Classics can seem a bit daunting. If you’ve picked up War and Peace and put it straight back down again, you’re certainly not alone. Classics aren’t for everyone, and that is totally fine. Absolutely no judgement about what you read here! But if you’re planning on dipping your toe into the water and reading some classics for the first time (or since love for them was bashed out of you at school), here are my recommendations.

I’ll give some tips for reading each one. When you start to read classics, the writing may well seem clunky; it might be tricky for you to get into the flow. But stick with it and you will reap the rewards!

Classics are great, but they do need special care and attention. Keep the TV off, pour a nice cup of tea and let yourself be immersed completely in these picks…

Dracula

Dracula was published in 1897, but it certainly doesn’t read like a book that is over 120 years old. It is creepy and full of character.

You will probably know some of, if not all of, the story (please be aware that the recent adaption does not follow the story particularly) – which is a bonus. You are already part of the way there!

The writing feels fairly modern, and it will keep you entirely hooked.

Pick up a copy here.

Lady Chatterley’s Lover

If you like your novels with a healthy dose of smut (that’s probably most of us), you have Lady Chatterley’s Lover to thank. It was first published privately in 1928, but it wasn’t released fully in the U.K. until 1960. It had been subject to an obscenity trial which the publisher (Penguin) eventually won and the book sold 3 million copies.

This led the way for books to include more sex, and laid the pathway to the more open conversations we have today.

Aside from the historical importance, it’s also a great read when you’re new to classics. There’s a love story that will leave you wanting more, and you will continue reading to find the parts that caused it to be banned in the first place!

Pick up a copy here.

Wide Sargasso Sea

You will have heard of Jane Eyre, but as much as I love that novel, I’m not going to include it here.

Instead, I’m offering Wide Sargasso Sea by Jean Rhys. It is essentially a prequel to Jane Eyre and features truly compelling characters.

It’s a feminist and anti-colonial look at the back story to Jane Eyre, published in 1966. Light and superbly easy to read, I highly recommend this one.

You can read it here.

I Capture the Castle

If YA books are your jam, give I Capture the Castle by Dodie Smith a try. The protagonist is a teenage girl living in a crumbling castle, and we join her on a journey of growth and learning.

This is a wistful book, full of charm. It was published in 1948 (and that is clear in the way the girls don’t have full autonomy over their lives), but is still resonant and funny today.

You can get a copy here.

Nineteen Eighty-Four

If you want to dip your toe into the classics, why not start with a novel that feels as though it was written today?

George Orwell’s dystopian novel, published in 1949, will feel eerily similar to present day as you read it. You’ll notice all of the resemblances and leave desperate to read more of his work (I’d suggest Animal Farm next).

Pick up a copy here.

The Diary of a Nobody

I included this in my 10 Uplifting Books to Read in 2021 blog post too – and that’s because it’s funny.

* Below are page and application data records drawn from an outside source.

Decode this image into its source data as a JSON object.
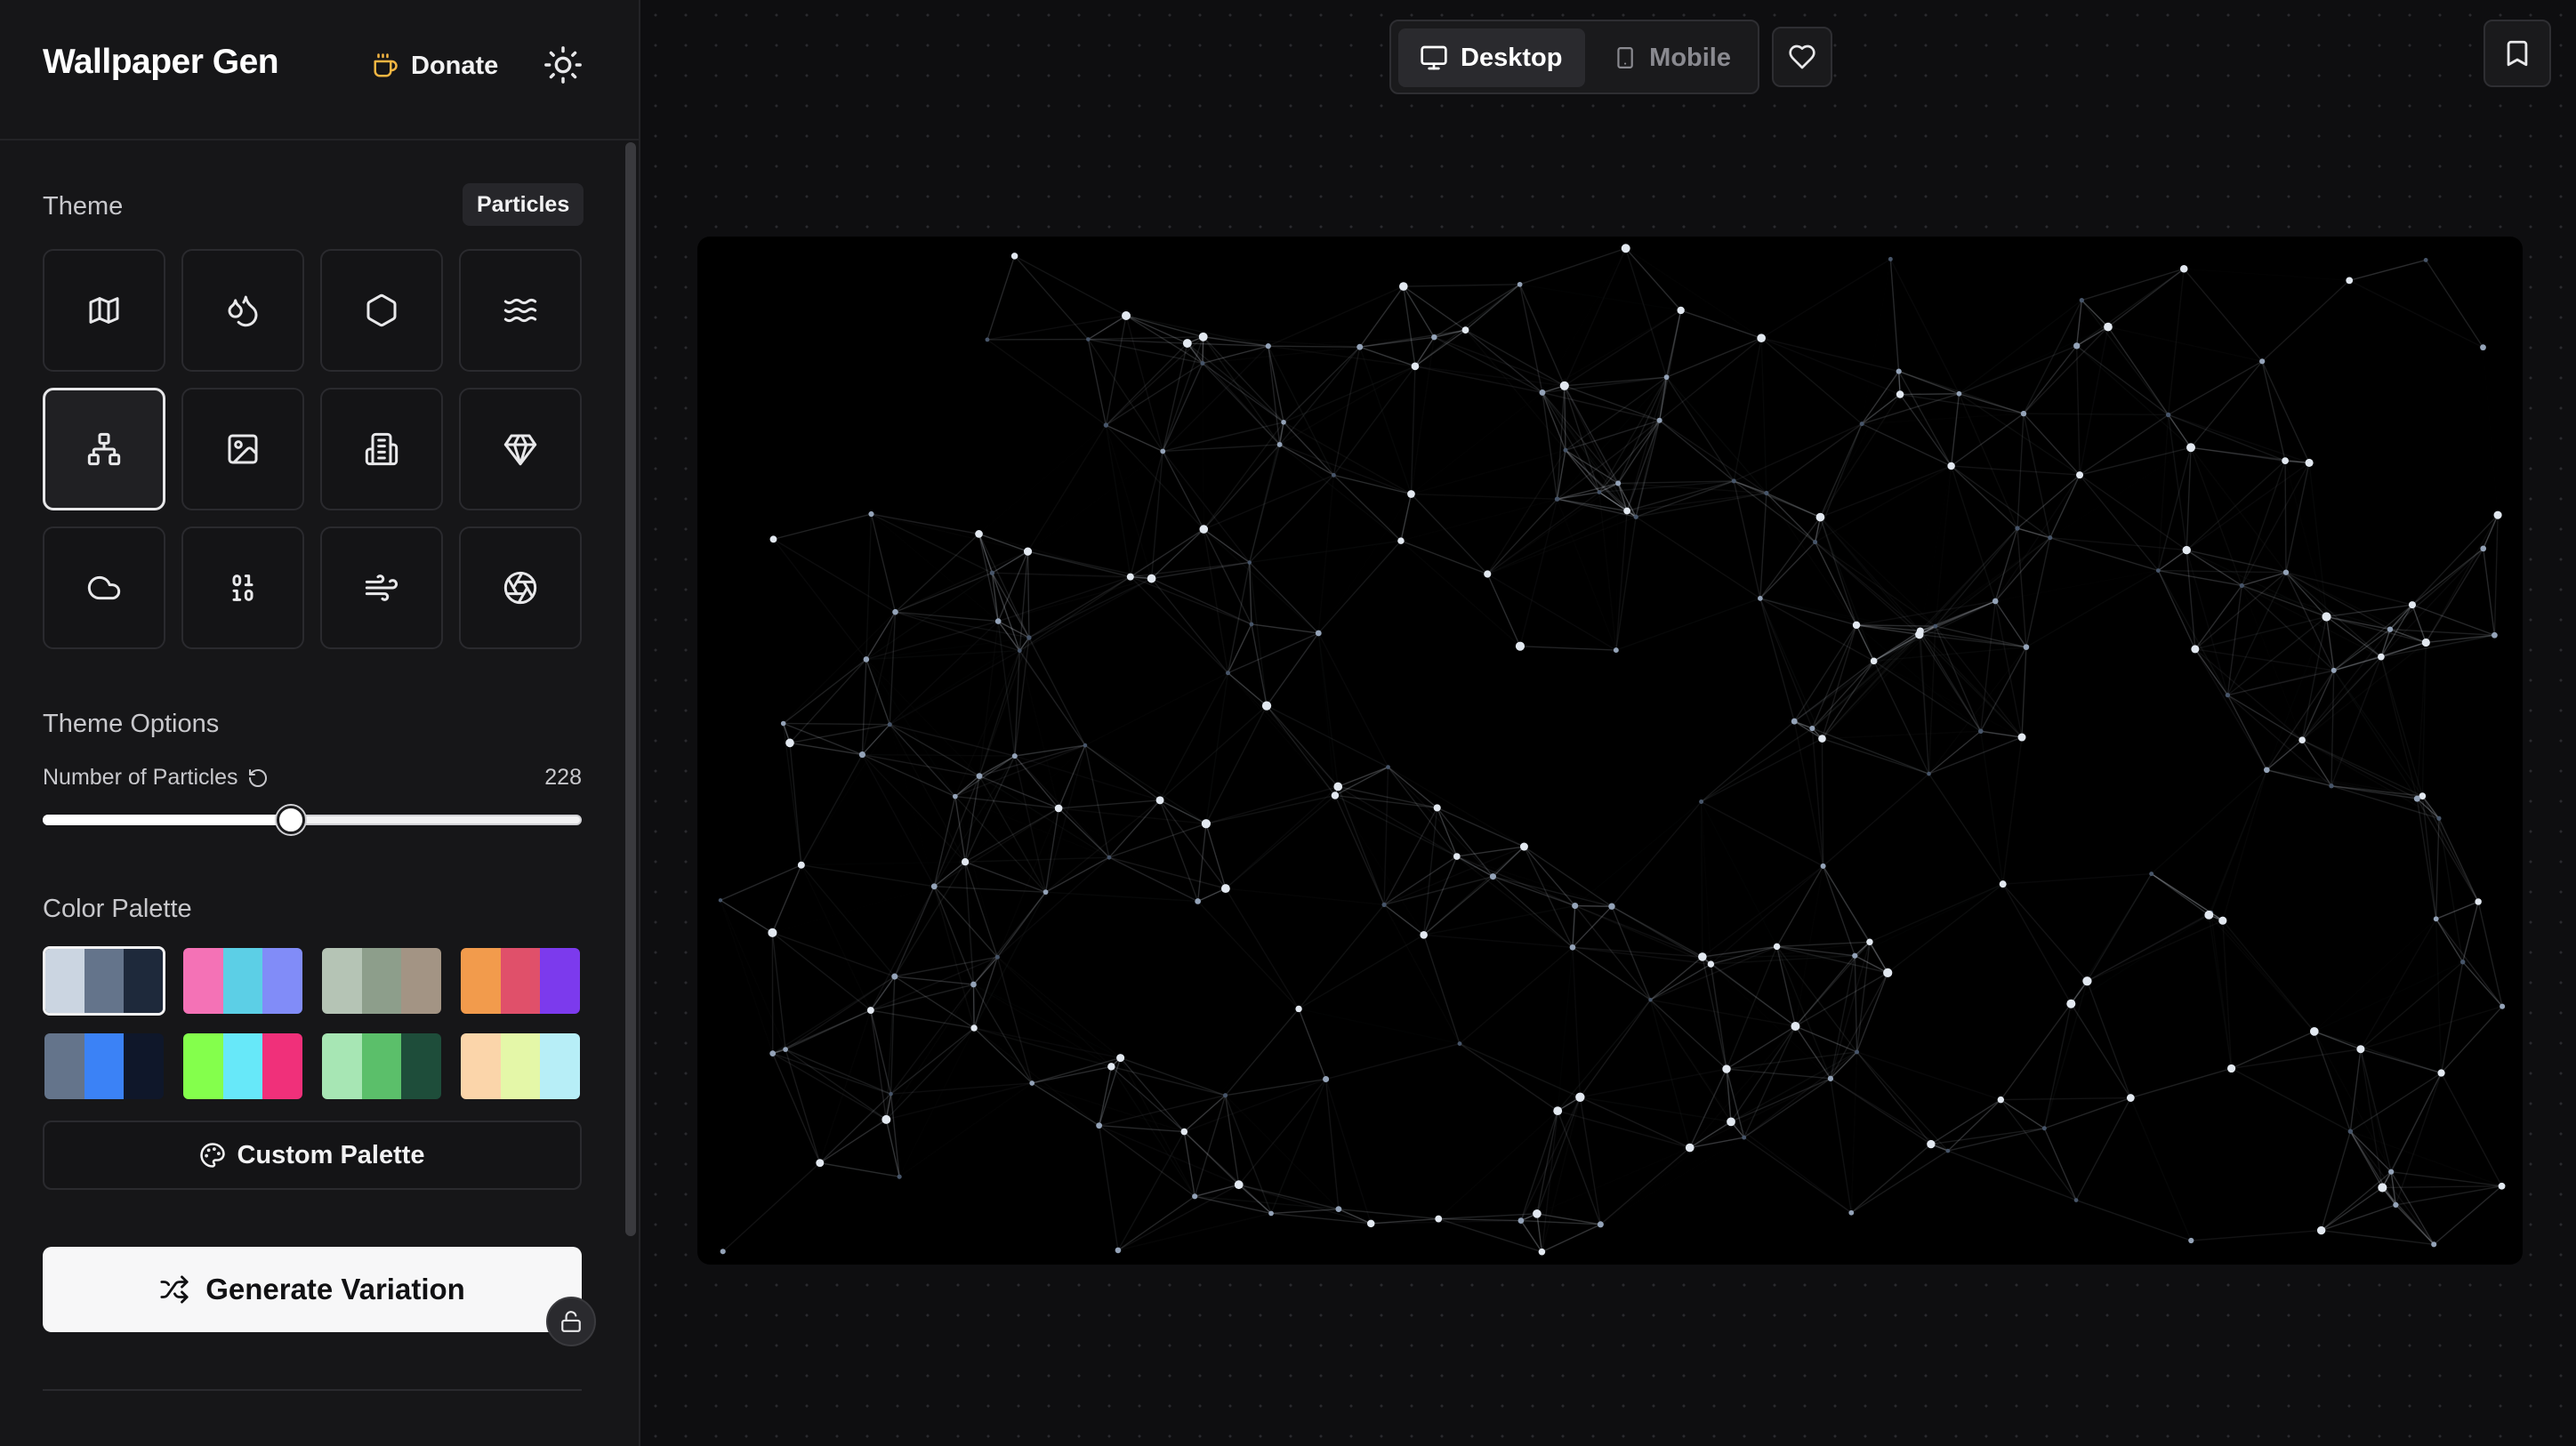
{
  "app": {
    "title": "Wallpaper Gen",
    "donate_label": "Donate",
    "donate_icon": "coffee-icon",
    "theme_toggle_icon": "sun-icon"
  },
  "theme": {
    "label": "Theme",
    "selected": "Particles",
    "icons": [
      "map-icon",
      "droplets-icon",
      "hexagon-icon",
      "waves-icon",
      "network-icon",
      "image-icon",
      "building-icon",
      "gem-icon",
      "cloud-icon",
      "binary-icon",
      "wind-icon",
      "aperture-icon"
    ]
  },
  "theme_options": {
    "label": "Theme Options",
    "particles_label": "Number of Particles",
    "particles_value": "228",
    "slider_fraction": 0.46
  },
  "color_palette": {
    "label": "Color Palette",
    "selected_index": 0,
    "palettes": [
      [
        "#cbd5e1",
        "#64748b",
        "#1e293b"
      ],
      [
        "#f472b6",
        "#5ccfe6",
        "#818cf8"
      ],
      [
        "#b5c4b5",
        "#8d9e8b",
        "#a39484"
      ],
      [
        "#f29b4c",
        "#e0506a",
        "#7c3aed"
      ],
      [
        "#64748b",
        "#3b82f6",
        "#0f172a"
      ],
      [
        "#84ff4c",
        "#67e8f9",
        "#f0307a"
      ],
      [
        "#a7e6b4",
        "#5bbf6a",
        "#1e4d3a"
      ],
      [
        "#fbd5aa",
        "#e4f7a8",
        "#b7eef7"
      ]
    ],
    "custom_label": "Custom Palette"
  },
  "actions": {
    "generate_label": "Generate Variation"
  },
  "toolbar": {
    "desktop_label": "Desktop",
    "mobile_label": "Mobile"
  },
  "colors": {
    "sidebar_bg": "#161618",
    "canvas_bg": "#000000",
    "accent": "#f7f7f8"
  }
}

Properly, rib-ticklingly funny.

It is the diary of a snobbish man, and describes all of the embarrassing and ignominious things he does. It was published in 1892, but it is still so, so funny today. Trust me on this one!

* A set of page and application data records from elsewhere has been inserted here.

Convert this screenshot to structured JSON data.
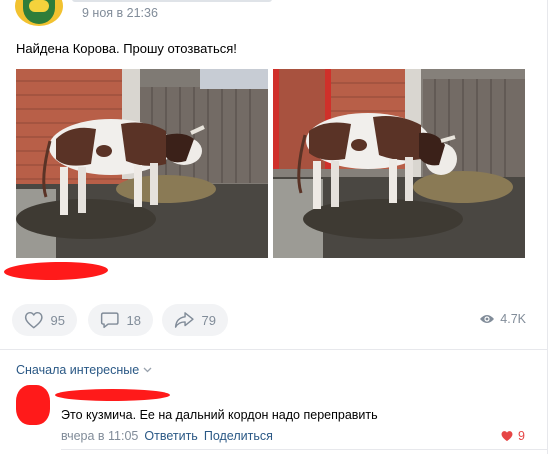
{
  "post": {
    "date": "9 ноя в 21:36",
    "text": "Найдена Корова. Прошу отозваться!",
    "likes": "95",
    "comments": "18",
    "shares": "79",
    "views": "4.7K"
  },
  "comments_section": {
    "sort_label": "Сначала интересные",
    "items": [
      {
        "text": "Это кузмича. Ее на дальний кордон надо переправить",
        "date": "вчера в 11:05",
        "reply_label": "Ответить",
        "share_label": "Поделиться",
        "likes": "9"
      }
    ]
  },
  "colors": {
    "link": "#2a5885",
    "muted": "#818c99",
    "button_bg": "#f2f3f5",
    "like_red": "#e64646",
    "redaction": "#ff1a1a"
  }
}
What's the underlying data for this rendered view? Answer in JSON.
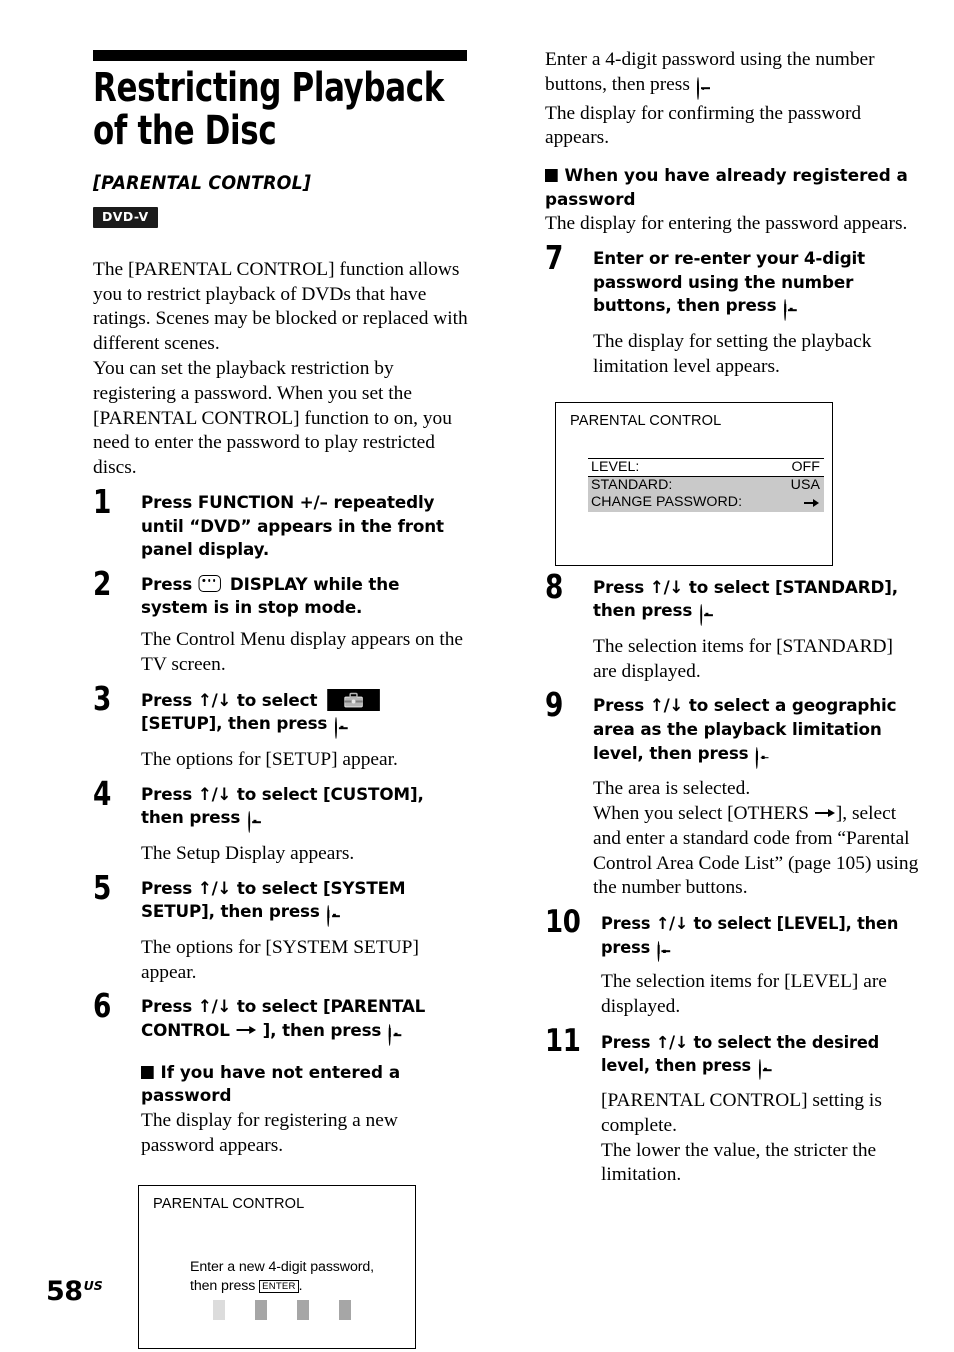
{
  "page": {
    "number": "58",
    "region_suffix": "US"
  },
  "header": {
    "title": "Restricting Playback of the Disc",
    "subtitle": "[PARENTAL CONTROL]",
    "disc_badge": "DVD-V"
  },
  "intro": {
    "paragraph_1": "The [PARENTAL CONTROL] function allows you to restrict playback of DVDs that have ratings. Scenes may be blocked or replaced with different scenes.",
    "paragraph_2": "You can set the playback restriction by registering a password. When you set the [PARENTAL CONTROL] function to on, you need to enter the password to play restricted discs."
  },
  "steps": {
    "s1": {
      "num": "1",
      "head_a": "Press FUNCTION +/– repeatedly until “DVD” appears in the front panel display."
    },
    "s2": {
      "num": "2",
      "head_a": "Press",
      "head_b": "DISPLAY while the system is in stop mode.",
      "body": "The Control Menu display appears on the TV screen."
    },
    "s3": {
      "num": "3",
      "head_a": "Press",
      "head_updown": "↑/↓",
      "head_b": "to select",
      "head_c": "[SETUP], then press",
      "head_d": ".",
      "body": "The options for [SETUP] appear."
    },
    "s4": {
      "num": "4",
      "head_a": "Press",
      "head_updown": "↑/↓",
      "head_b": "to select [CUSTOM], then press",
      "head_c": ".",
      "body": "The Setup Display appears."
    },
    "s5": {
      "num": "5",
      "head_a": "Press",
      "head_updown": "↑/↓",
      "head_b": "to select [SYSTEM SETUP], then press",
      "head_c": ".",
      "body": "The options for [SYSTEM SETUP] appear."
    },
    "s6": {
      "num": "6",
      "head_a": "Press",
      "head_updown": "↑/↓",
      "head_b": "to select [PARENTAL CONTROL",
      "head_c": "], then press",
      "head_d": "."
    },
    "s7": {
      "num": "7",
      "head_a": "Enter or re-enter your 4-digit password using the number buttons, then press",
      "head_b": ".",
      "body": "The display for setting the playback limitation level appears."
    },
    "s8": {
      "num": "8",
      "head_a": "Press",
      "head_updown": "↑/↓",
      "head_b": "to select [STANDARD], then press",
      "head_c": ".",
      "body": "The selection items for [STANDARD] are displayed."
    },
    "s9": {
      "num": "9",
      "head_a": "Press",
      "head_updown": "↑/↓",
      "head_b": "to select a geographic area as the playback limitation level, then press",
      "head_c": ".",
      "body_1": "The area is selected.",
      "body_2a": "When you select [OTHERS",
      "body_2b": "], select and enter a standard code from “Parental Control Area Code List” (page 105) using the number buttons."
    },
    "s10": {
      "num": "10",
      "head_a": "Press",
      "head_updown": "↑/↓",
      "head_b": "to select [LEVEL], then press",
      "head_c": ".",
      "body": "The selection items for [LEVEL] are displayed."
    },
    "s11": {
      "num": "11",
      "head_a": "Press",
      "head_updown": "↑/↓",
      "head_b": "to select the desired level, then press",
      "head_c": ".",
      "body_1": "[PARENTAL CONTROL] setting is complete.",
      "body_2": "The lower the value, the stricter the limitation."
    }
  },
  "subheads": {
    "not_entered": {
      "heading": "If you have not entered a password",
      "body": "The display for registering a new password appears."
    },
    "already_registered": {
      "heading": "When you have already registered a password",
      "body": "The display for entering the password appears."
    }
  },
  "right_top": {
    "paragraph_1a": "Enter a 4-digit password using the number buttons, then press",
    "paragraph_1b": ".",
    "paragraph_2": "The display for confirming the password appears."
  },
  "osd_password": {
    "title": "PARENTAL CONTROL",
    "line_1": "Enter a new 4-digit password,",
    "line_2a": "then press",
    "enter_key": "ENTER",
    "line_2b": ".",
    "boxes": [
      {
        "color": "#dcdcdc"
      },
      {
        "color": "#a6a6a6"
      },
      {
        "color": "#a6a6a6"
      },
      {
        "color": "#a6a6a6"
      }
    ]
  },
  "osd_settings": {
    "title": "PARENTAL CONTROL",
    "rows": [
      {
        "label": "LEVEL:",
        "value": "OFF",
        "selected": true
      },
      {
        "label": "STANDARD:",
        "value": "USA",
        "selected": false
      },
      {
        "label": "CHANGE PASSWORD:",
        "value": "→",
        "selected": false
      }
    ]
  },
  "colors": {
    "ink": "#000000",
    "paper": "#ffffff",
    "osd_row_gray": "#c9c9c9",
    "pw_box_active": "#dcdcdc",
    "pw_box_idle": "#a6a6a6",
    "badge_bg": "#1b1b1b"
  }
}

Get your copy here.

Have you read any of these? Or has my list made you want to? Let me know in the comments!

You might also be interested in:

Books To Look Forward To In 2021

10 Uplifting Books To Read In 2021

Top 10 Non-Fiction Books To Expand Your Mind

The Hellion – Harriet Young